The record 2004 New Zealand grape vintage was in line with expectations said New Zealand Winegrowers today as it released the results of the 2004 Vintage Survey. Winery expectations about wine quality from the vintage are high given the favourable growing and ripening season in most regions, said NZW.

New Zealand Winegrowers estimates grape growers and winemakers harvested 166,000 tonnes of grapes in 2004, an increase of 89,100 tonnes or 117% on the severely frost-reduced 2003 vintage.

The harvest of 166,000 tonnes is a record for the industry, surpassing the previous high of 118,700 tonnes set in vintage 2002. The record harvest is primarily the result of the rapid rise in the producing vineyard area which surpassed 18,000 hectares for the first time this year.

Commenting on the harvest, New Zealand Winegrowers chief executive Philip Gregan said: "We have been expecting this record harvest. In February this year we announced we anticipated a harvest of between 150,000 and 170,000 tonnes, and we re-affirmed this view in mid-April. Our expectation was based simply on a record producing area and a return to normal yields this year."
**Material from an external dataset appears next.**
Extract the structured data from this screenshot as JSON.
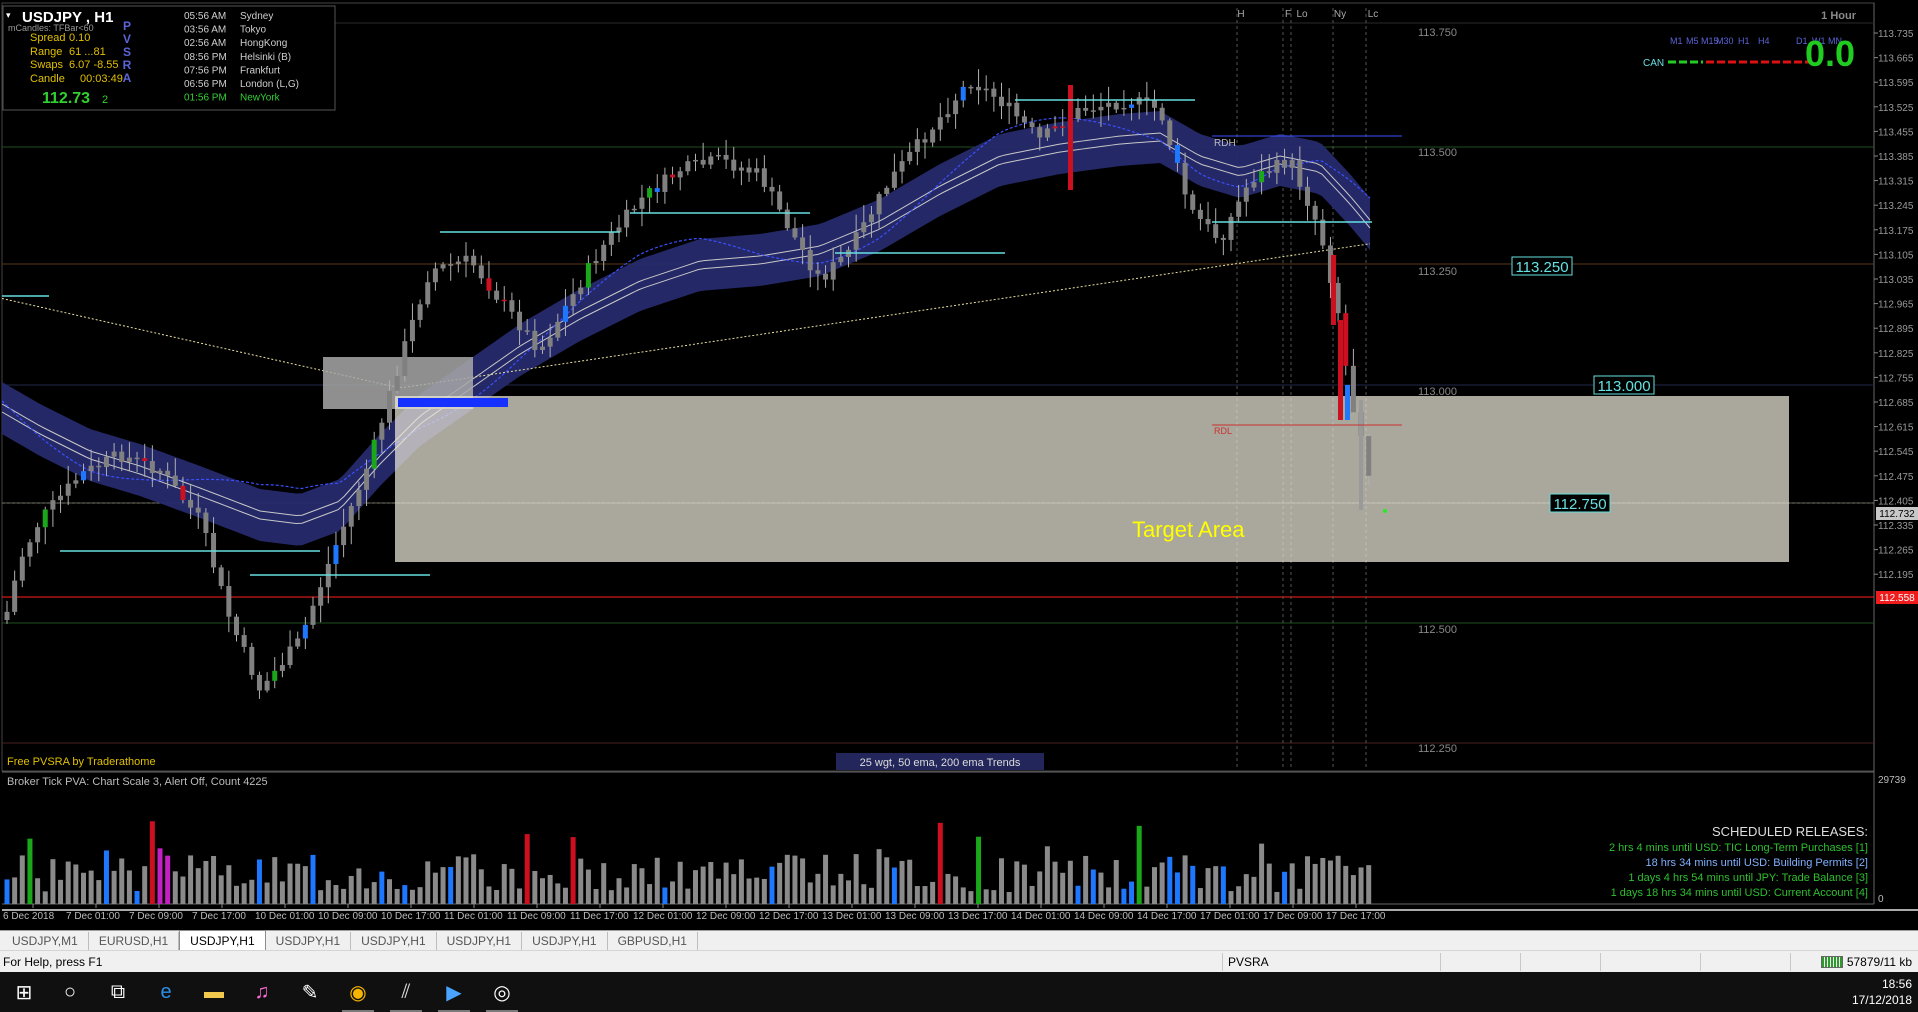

Gregan said the industry was generally very confident about harvest quality and the prospects for the 2004 wines.

"Overall, vintage 2004 will reflect a number of different aspects of the growing season. First, in most regions, weather conditions during flowering were favourable, leading to a return to normal yield levels, after the small crop in 2003. Then, the December/January period was warm and dry. While February was wetter than normal, it was followed by a dry March and April that provided an extended period of time for ripening, and ideal conditions for flavour and colour development."

 "Together the weather during the growing and ripening season, combined with a dedicated vineyard management, which included crop thinning in many varieties, produced grapes in very good condition at harvest time" commented Mr Gregan.

The combination of increased volumes and potentially high quality is expected to lead to a surge in export sales in the year ahead, as well as some recovery in domestic market share, NWG said. To assist sales growth in the year ahead, New Zealand Winegrowers is planning a 60% increase in generic promotional activity to support wineries' export drive.


Marlborough was again the largest producing region in 2004, comprising 57% of the vintage, while Hawkes Bay harvested 19% and Gisborne 16% of the grape crop. Together the three largest regions represented 92% of the harvest, compared with 88% in Vintage 2003. The largest producing of the smaller regions in 2004 was Nelson as was the case in 2003. Of the smaller regions Wellington/Wairarapa displayed the largest production increase in 2004.

The increase in overall production was spread across virtually all grape varieties. Record crops have been harvested for most varieties, including key export styles such as Sauvignon Blanc, Chardonnay, Pinot Noir and Merlot.

The dominant varieties harvested were Sauvignon Blanc which accounted for 42% of production, followed by Chardonnay with 22% and Pinot Noir with 12%. Together these varieties represented 76% of the vintage compared with 71% in 2003.